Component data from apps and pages
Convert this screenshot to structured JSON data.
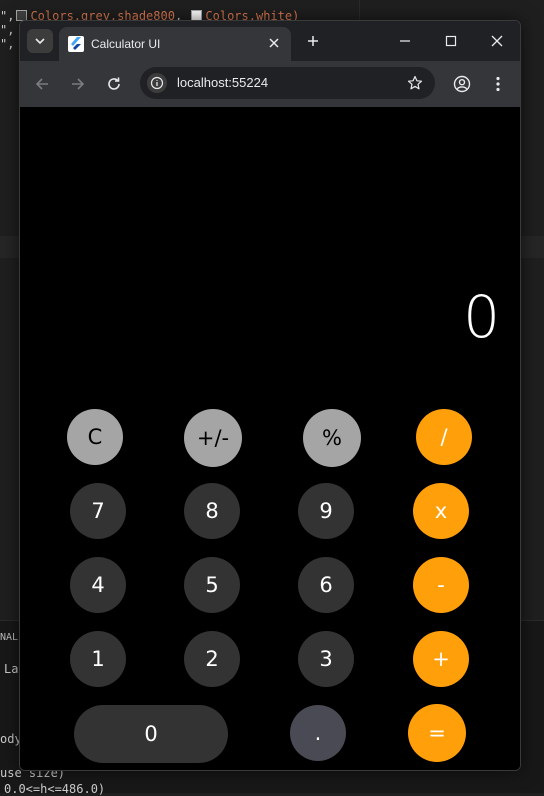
{
  "editor": {
    "line1": {
      "a": "Colors.grey.shade800",
      "sep": ", ",
      "b": "Colors.white)"
    },
    "line2_prefix": "\",",
    "line3_prefix": "\","
  },
  "panel": {
    "tab_label": "NAL",
    "line1": "La",
    "line2": "ody",
    "line3": "use size)",
    "line4": "0.0<=h<=486.0)"
  },
  "browser": {
    "tab_title": "Calculator UI",
    "url": "localhost:55224"
  },
  "calculator": {
    "display": "0",
    "colors": {
      "light": "#a5a5a5",
      "dark": "#333333",
      "orange": "#ff9f0a"
    },
    "keys": [
      [
        "C",
        "+/-",
        "%",
        "/"
      ],
      [
        "7",
        "8",
        "9",
        "x"
      ],
      [
        "4",
        "5",
        "6",
        "-"
      ],
      [
        "1",
        "2",
        "3",
        "+"
      ],
      [
        "0",
        ".",
        "="
      ]
    ]
  }
}
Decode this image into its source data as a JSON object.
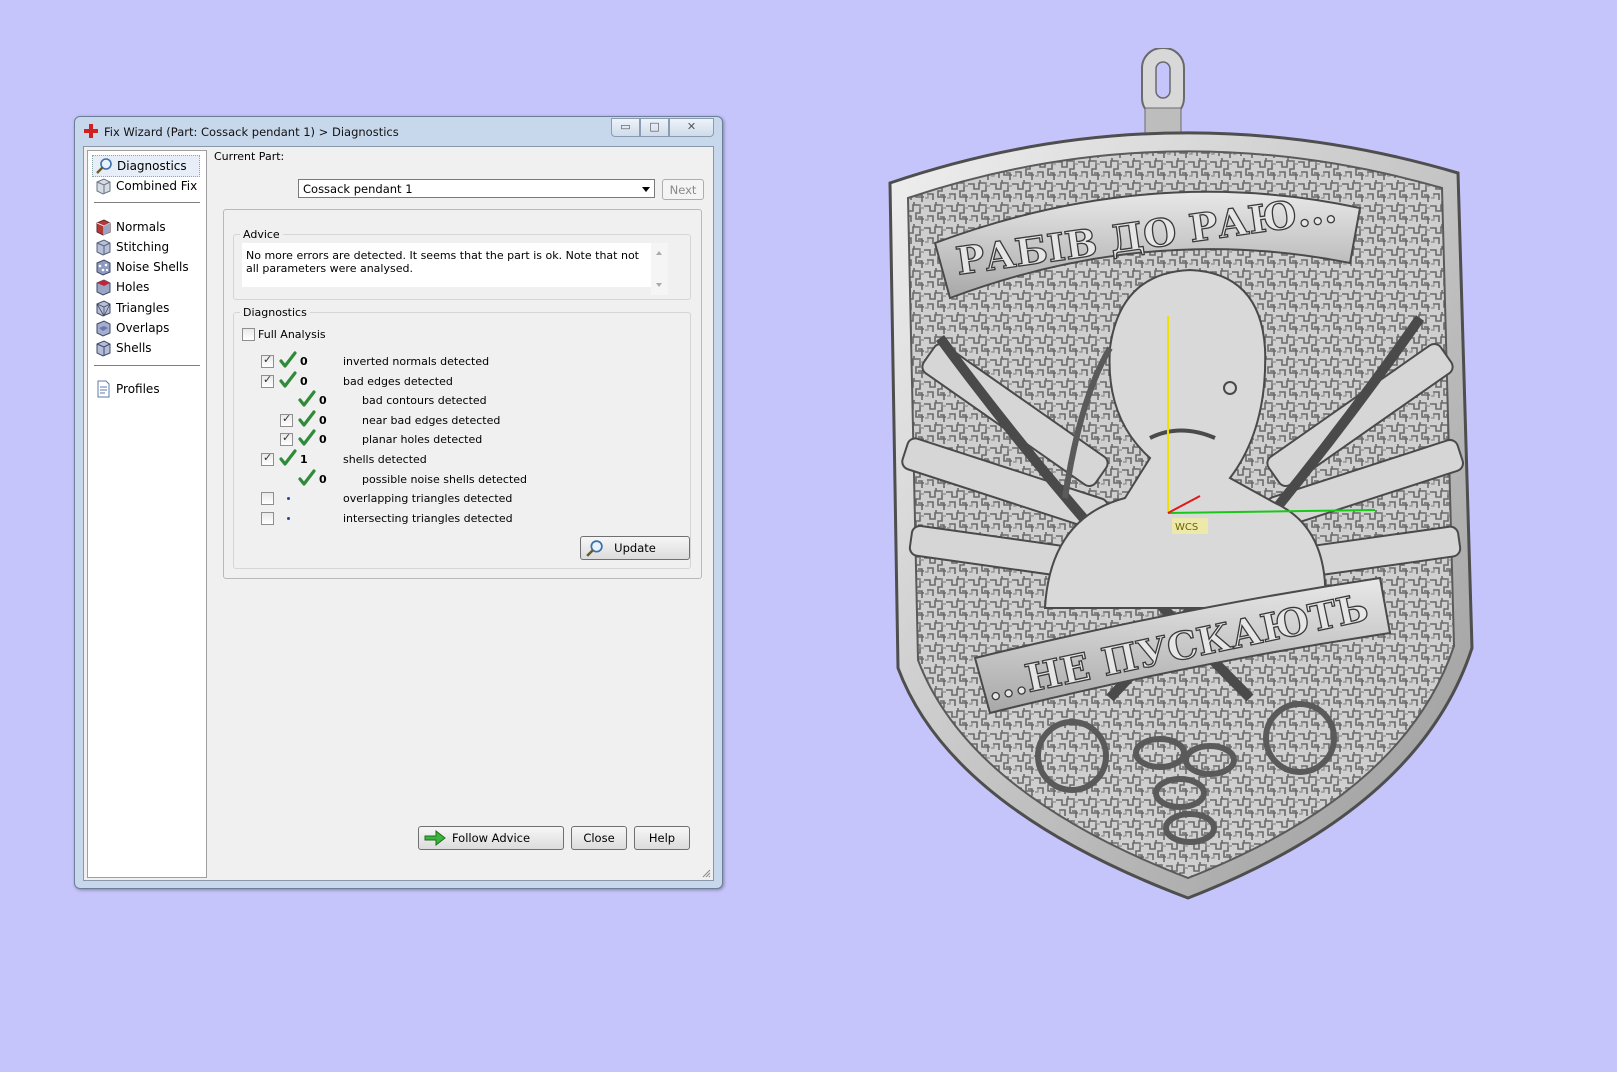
{
  "window": {
    "title": "Fix Wizard (Part: Cossack pendant 1) > Diagnostics",
    "controls": {
      "minimize": "▭",
      "maximize": "□",
      "close": "✕"
    }
  },
  "nav": {
    "items": [
      {
        "label": "Diagnostics",
        "icon": "magnifier-icon"
      },
      {
        "label": "Combined Fix",
        "icon": "cube-icon"
      },
      {
        "label": "Normals",
        "icon": "normals-cube-icon"
      },
      {
        "label": "Stitching",
        "icon": "stitching-cube-icon"
      },
      {
        "label": "Noise Shells",
        "icon": "noise-shells-icon"
      },
      {
        "label": "Holes",
        "icon": "holes-cube-icon"
      },
      {
        "label": "Triangles",
        "icon": "triangles-cube-icon"
      },
      {
        "label": "Overlaps",
        "icon": "overlaps-cube-icon"
      },
      {
        "label": "Shells",
        "icon": "shells-cube-icon"
      },
      {
        "label": "Profiles",
        "icon": "document-icon"
      }
    ]
  },
  "header": {
    "current_part_label": "Current Part:",
    "current_part_value": "Cossack pendant 1",
    "next_label": "Next"
  },
  "advice": {
    "title": "Advice",
    "text": "No more errors are detected. It seems that the part is ok. Note that not all parameters were analysed."
  },
  "diagnostics": {
    "title": "Diagnostics",
    "full_analysis_label": "Full Analysis",
    "rows": [
      {
        "checkbox": true,
        "checked": true,
        "status": "ok",
        "count": "0",
        "label": "inverted normals detected",
        "indent": 0
      },
      {
        "checkbox": true,
        "checked": true,
        "status": "ok",
        "count": "0",
        "label": "bad edges detected",
        "indent": 0
      },
      {
        "checkbox": false,
        "checked": false,
        "status": "ok",
        "count": "0",
        "label": "bad contours detected",
        "indent": 1
      },
      {
        "checkbox": true,
        "checked": true,
        "status": "ok",
        "count": "0",
        "label": "near bad edges detected",
        "indent": 1
      },
      {
        "checkbox": true,
        "checked": true,
        "status": "ok",
        "count": "0",
        "label": "planar holes detected",
        "indent": 1
      },
      {
        "checkbox": true,
        "checked": true,
        "status": "ok",
        "count": "1",
        "label": "shells detected",
        "indent": 0
      },
      {
        "checkbox": false,
        "checked": false,
        "status": "ok",
        "count": "0",
        "label": "possible noise shells detected",
        "indent": 1
      },
      {
        "checkbox": true,
        "checked": false,
        "status": "pending",
        "count": "",
        "label": "overlapping triangles detected",
        "indent": 0
      },
      {
        "checkbox": true,
        "checked": false,
        "status": "pending",
        "count": "",
        "label": "intersecting triangles detected",
        "indent": 0
      }
    ],
    "update_label": "Update"
  },
  "footer": {
    "follow_advice_label": "Follow Advice",
    "close_label": "Close",
    "help_label": "Help"
  },
  "model": {
    "top_banner": "РАБІВ ДО РАЮ...",
    "bottom_banner": "...НЕ ПУСКАЮТЬ",
    "axis_label": "WCS"
  },
  "colors": {
    "desktop": "#c5c5fb",
    "check_green": "#2f8a3a",
    "dot_blue": "#2a3fb0"
  }
}
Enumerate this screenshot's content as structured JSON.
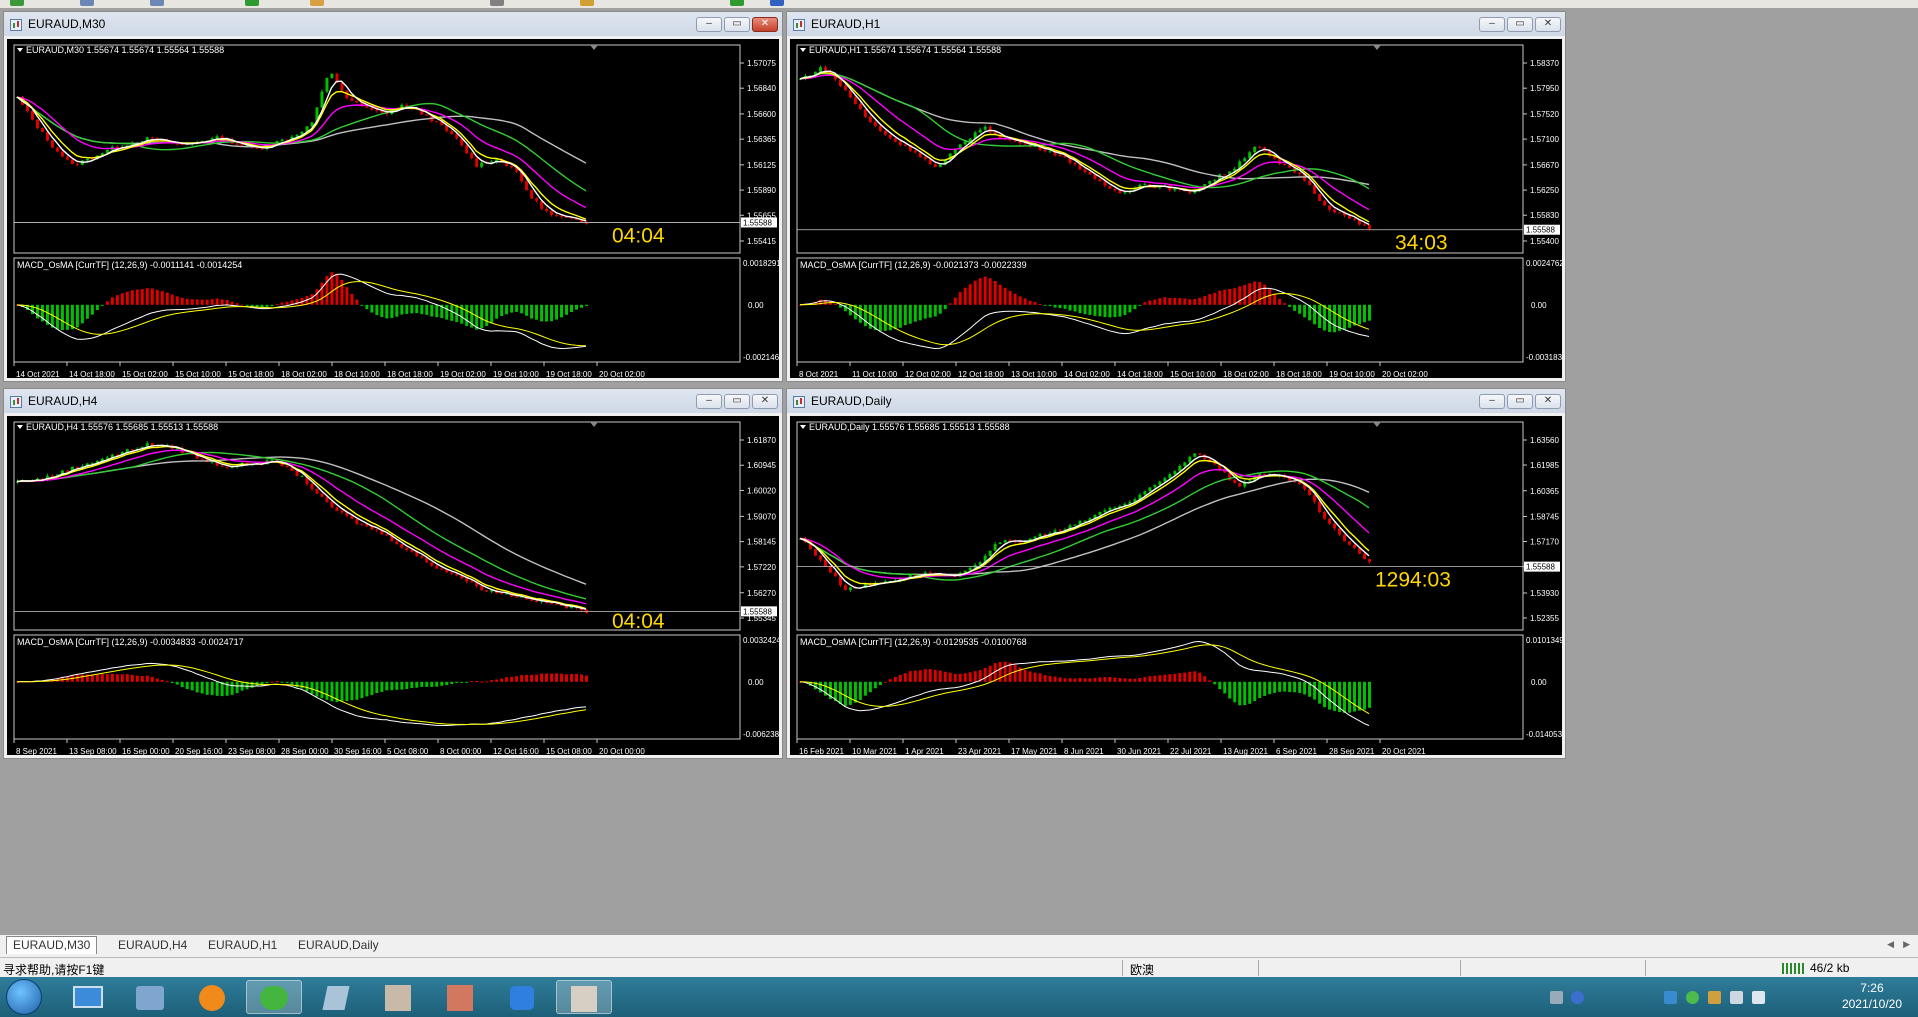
{
  "windows": [
    {
      "id": "m30",
      "title": "EURAUD,M30",
      "active": true,
      "info": "EURAUD,M30  1.55674 1.55674 1.55564 1.55588",
      "price_ticks": [
        "1.57075",
        "1.56840",
        "1.56600",
        "1.56365",
        "1.56125",
        "1.55890",
        "1.55655",
        "1.55415"
      ],
      "current_price": "1.55588",
      "timer": "04:04",
      "macd_label": "MACD_OsMA [CurrTF] (12,26,9) -0.0011141 -0.0014254",
      "macd_ticks": [
        "0.0018291",
        "0.00",
        "-0.002146"
      ],
      "time_ticks": [
        "14 Oct 2021",
        "14 Oct 18:00",
        "15 Oct 02:00",
        "15 Oct 10:00",
        "15 Oct 18:00",
        "18 Oct 02:00",
        "18 Oct 10:00",
        "18 Oct 18:00",
        "19 Oct 02:00",
        "19 Oct 10:00",
        "19 Oct 18:00",
        "20 Oct 02:00"
      ]
    },
    {
      "id": "h1",
      "title": "EURAUD,H1",
      "active": false,
      "info": "EURAUD,H1  1.55674 1.55674 1.55564 1.55588",
      "price_ticks": [
        "1.58370",
        "1.57950",
        "1.57520",
        "1.57100",
        "1.56670",
        "1.56250",
        "1.55830",
        "1.55400"
      ],
      "current_price": "1.55588",
      "timer": "34:03",
      "macd_label": "MACD_OsMA [CurrTF] (12,26,9) -0.0021373 -0.0022339",
      "macd_ticks": [
        "0.0024762",
        "0.00",
        "-0.003183"
      ],
      "time_ticks": [
        "8 Oct 2021",
        "11 Oct 10:00",
        "12 Oct 02:00",
        "12 Oct 18:00",
        "13 Oct 10:00",
        "14 Oct 02:00",
        "14 Oct 18:00",
        "15 Oct 10:00",
        "18 Oct 02:00",
        "18 Oct 18:00",
        "19 Oct 10:00",
        "20 Oct 02:00"
      ]
    },
    {
      "id": "h4",
      "title": "EURAUD,H4",
      "active": false,
      "info": "EURAUD,H4  1.55576 1.55685 1.55513 1.55588",
      "price_ticks": [
        "1.61870",
        "1.60945",
        "1.60020",
        "1.59070",
        "1.58145",
        "1.57220",
        "1.56270",
        "1.55345"
      ],
      "current_price": "1.55588",
      "timer": "04:04",
      "macd_label": "MACD_OsMA [CurrTF] (12,26,9) -0.0034833 -0.0024717",
      "macd_ticks": [
        "0.0032424",
        "0.00",
        "-0.006238"
      ],
      "time_ticks": [
        "8 Sep 2021",
        "13 Sep 08:00",
        "16 Sep 00:00",
        "20 Sep 16:00",
        "23 Sep 08:00",
        "28 Sep 00:00",
        "30 Sep 16:00",
        "5 Oct 08:00",
        "8 Oct 00:00",
        "12 Oct 16:00",
        "15 Oct 08:00",
        "20 Oct 00:00"
      ]
    },
    {
      "id": "daily",
      "title": "EURAUD,Daily",
      "active": false,
      "info": "EURAUD,Daily  1.55576 1.55685 1.55513 1.55588",
      "price_ticks": [
        "1.63560",
        "1.61985",
        "1.60365",
        "1.58745",
        "1.57170",
        "1.55588",
        "1.53930",
        "1.52355"
      ],
      "current_price": "1.55588",
      "timer": "1294:03",
      "macd_label": "MACD_OsMA [CurrTF] (12,26,9) -0.0129535 -0.0100768",
      "macd_ticks": [
        "0.0101349",
        "0.00",
        "-0.014053"
      ],
      "time_ticks": [
        "16 Feb 2021",
        "10 Mar 2021",
        "1 Apr 2021",
        "23 Apr 2021",
        "17 May 2021",
        "8 Jun 2021",
        "30 Jun 2021",
        "22 Jul 2021",
        "13 Aug 2021",
        "6 Sep 2021",
        "28 Sep 2021",
        "20 Oct 2021"
      ]
    }
  ],
  "tabs": [
    "EURAUD,M30",
    "EURAUD,H4",
    "EURAUD,H1",
    "EURAUD,Daily"
  ],
  "status": {
    "help": "寻求帮助,请按F1键",
    "profile": "欧澳",
    "traffic": "46/2 kb"
  },
  "taskbar": {
    "time": "7:26",
    "date": "2021/10/20"
  },
  "colors": {
    "bull": "#00c000",
    "bear": "#e00000",
    "ma_fast": "#ffff00",
    "ma_white": "#ffffff",
    "ma_magenta": "#ff00ff",
    "ma_green": "#32cd32",
    "ma_gray": "#c0c0c0",
    "timer": "#ffd700"
  },
  "chart_data": [
    {
      "type": "candlestick",
      "title": "EURAUD,M30",
      "ylim": [
        1.55415,
        1.57075
      ],
      "close_path": [
        1.5675,
        1.565,
        1.5628,
        1.5612,
        1.5619,
        1.5627,
        1.5632,
        1.5637,
        1.5634,
        1.5631,
        1.5635,
        1.5638,
        1.5632,
        1.5627,
        1.5633,
        1.5639,
        1.565,
        1.57,
        1.5674,
        1.5665,
        1.566,
        1.5668,
        1.5661,
        1.565,
        1.5635,
        1.5612,
        1.5618,
        1.561,
        1.5582,
        1.5566,
        1.5562,
        1.5559
      ]
    },
    {
      "type": "candlestick",
      "title": "EURAUD,H1",
      "ylim": [
        1.554,
        1.5837
      ],
      "close_path": [
        1.581,
        1.583,
        1.579,
        1.574,
        1.571,
        1.569,
        1.566,
        1.57,
        1.573,
        1.571,
        1.57,
        1.569,
        1.567,
        1.564,
        1.562,
        1.5635,
        1.563,
        1.562,
        1.564,
        1.566,
        1.57,
        1.567,
        1.565,
        1.56,
        1.558,
        1.556
      ]
    },
    {
      "type": "candlestick",
      "title": "EURAUD,H4",
      "ylim": [
        1.55345,
        1.6187
      ],
      "close_path": [
        1.6035,
        1.6045,
        1.608,
        1.611,
        1.614,
        1.617,
        1.616,
        1.612,
        1.609,
        1.61,
        1.611,
        1.605,
        1.595,
        1.589,
        1.585,
        1.579,
        1.573,
        1.569,
        1.564,
        1.562,
        1.56,
        1.558,
        1.556
      ]
    },
    {
      "type": "candlestick",
      "title": "EURAUD,Daily",
      "ylim": [
        1.52355,
        1.6356
      ],
      "close_path": [
        1.574,
        1.559,
        1.542,
        1.544,
        1.547,
        1.55,
        1.552,
        1.549,
        1.556,
        1.572,
        1.571,
        1.576,
        1.579,
        1.585,
        1.592,
        1.596,
        1.605,
        1.615,
        1.628,
        1.62,
        1.606,
        1.615,
        1.612,
        1.606,
        1.585,
        1.57,
        1.559
      ]
    }
  ]
}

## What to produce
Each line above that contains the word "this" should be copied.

## Answer to the problem
Convert this screenshot to structured JSON data.
Decode this image into its source data as a JSON object.
Enumerate this screenshot's content as structured JSON.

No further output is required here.